Rental growth seems to be stabilising. The cost of a newly let home in Great Britain rose to an average of £1,337 pcm in May 2024, 6.3% or £79 pcm more than the same time last year. This marked the third month in a row where year-on-year increases averaged around 6%.

Meanwhile, rental growth for tenants renewing their contracts continued to rise, with average renewal rents up 8.8% year-on-year in May from 8.3% in April.

The slowing of national rental growth for newly let homes has been primarily led by London, where the pace of annual growth fell to 3.9% in May 2024, the lowest rate since November 2021.


Inner London was once again the only area to see rents fall on an annual basis (-2.3%), for the second month in a row. The average tenant here agreed to rent a new home for £3,003 pcm in May, the lowest level for 14 months and £171 pcm cheaper than in November 2023 when rents in Inner London peaked.

There were 20% fewer new tenants looking to rent a home in Inner London compared to the same month last year, the largest annual fall in any region.

Smaller homes are seeing bigger rent rises than larger homes. This reflects affordability challenges that are pushing tenants in search of more affordable homes. May 2024 marked the first time in 11 months when rents for newly let one-beds (7.6%) rose faster than two-beds (6.2%).

Aneisha Beveridge, Head of Research at Hamptons, comments: “Despite rental growth setting at around 6% year-on-year, renting remains more cost-effective than buying for most households across the country. High mortgage rates have squeezed buyers with small deposits out of the market, forcing more households to rent for longer. The uplift in the monthly cost to buy a home with a small deposit has made purchases unviable in most places south of Birmingham.

“Both the Labour and Conservative Parties have included mortgage guarantee schemes in their manifestos to boost the availability of 95% loan-to-value deals.

"However, their effectiveness will probably be determined by Threadneedle Street rather than Downing Street. The extent to which the Bank of England reduces rates will shape the numbers of would-be buyers with small deposits more than the best-designed government policy.

“This analysis also suggests that in a world of high interest rates, the take up of the Conservative's 0% capital gains tax incentive for landlords to sell to their tenant is likely to be fairly low, too.

"Rather, a Help to Buy style scheme is better suited to help renters with small deposits become homeowners, particularly when compared to the mortgage guarantee scheme. It was the Help to Buy Equity Loan which aided affordability in the most expensive markets, serving to top up deposits and significantly reduce mortgage repayments for the first five years.

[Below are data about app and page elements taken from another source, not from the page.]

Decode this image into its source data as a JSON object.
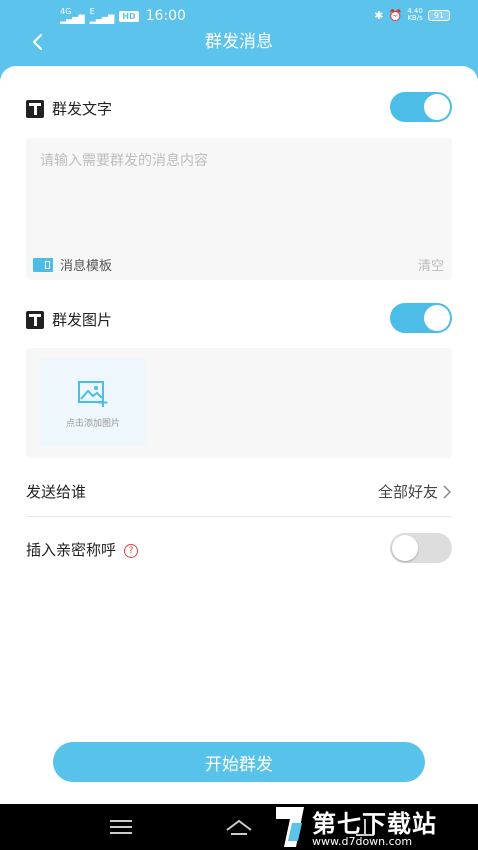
{
  "status_bar": {
    "signal1_label": "4G",
    "signal2_label": "E",
    "hd_badge": "HD",
    "time": "16:00",
    "net_speed_value": "4.40",
    "net_speed_unit": "KB/s",
    "battery": "91"
  },
  "header": {
    "title": "群发消息"
  },
  "text_section": {
    "title": "群发文字",
    "enabled": true,
    "placeholder": "请输入需要群发的消息内容",
    "template_label": "消息模板",
    "clear_label": "清空"
  },
  "image_section": {
    "title": "群发图片",
    "enabled": true,
    "add_label": "点击添加图片"
  },
  "send_to": {
    "label": "发送给谁",
    "value": "全部好友"
  },
  "nickname": {
    "label": "插入亲密称呼",
    "help": "?",
    "enabled": false
  },
  "start_button": "开始群发",
  "watermark": {
    "text": "第七下载站",
    "url": "www.d7down.com"
  },
  "colors": {
    "accent": "#5cc3ec",
    "toggle_on": "#4cbde6",
    "toggle_off": "#dddddd",
    "help": "#e64545"
  }
}
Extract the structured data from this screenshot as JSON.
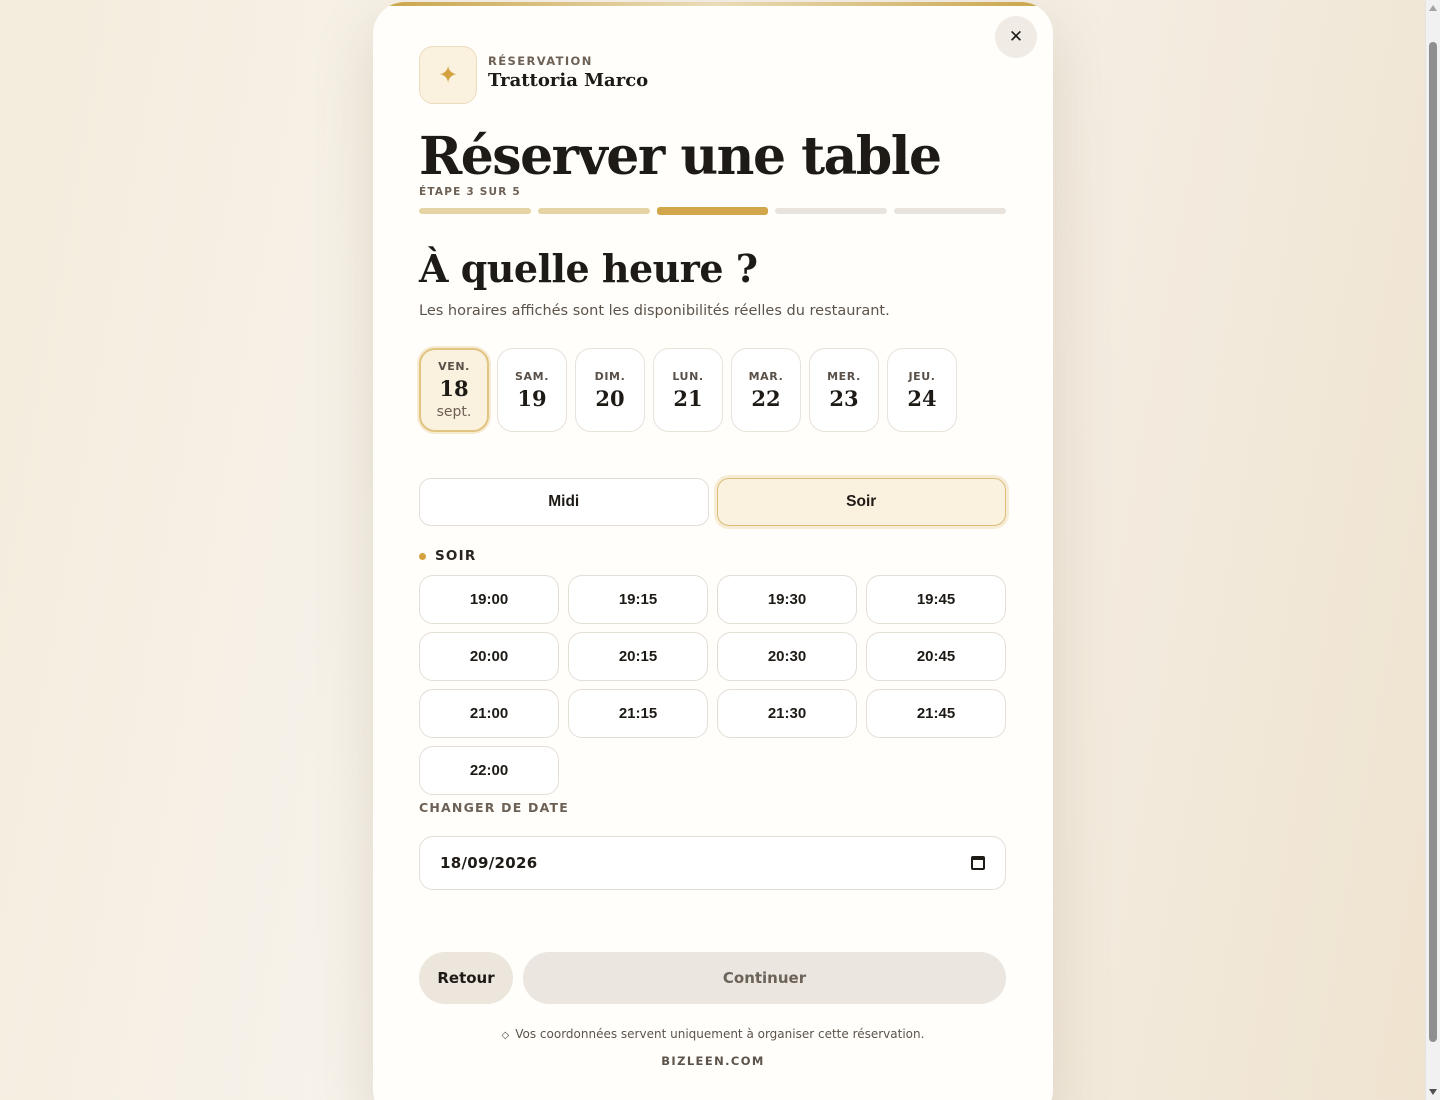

“Persisting affordability pressures have driven competition for Britain’s more affordable rental homes. Smaller homes in traditionally cheaper parts of the country recorded the highest rental growth last month. With tenants squeezed from multiple angles, their ability to save for even a 5% deposit has been curtailed.”

Via @PropertyReporter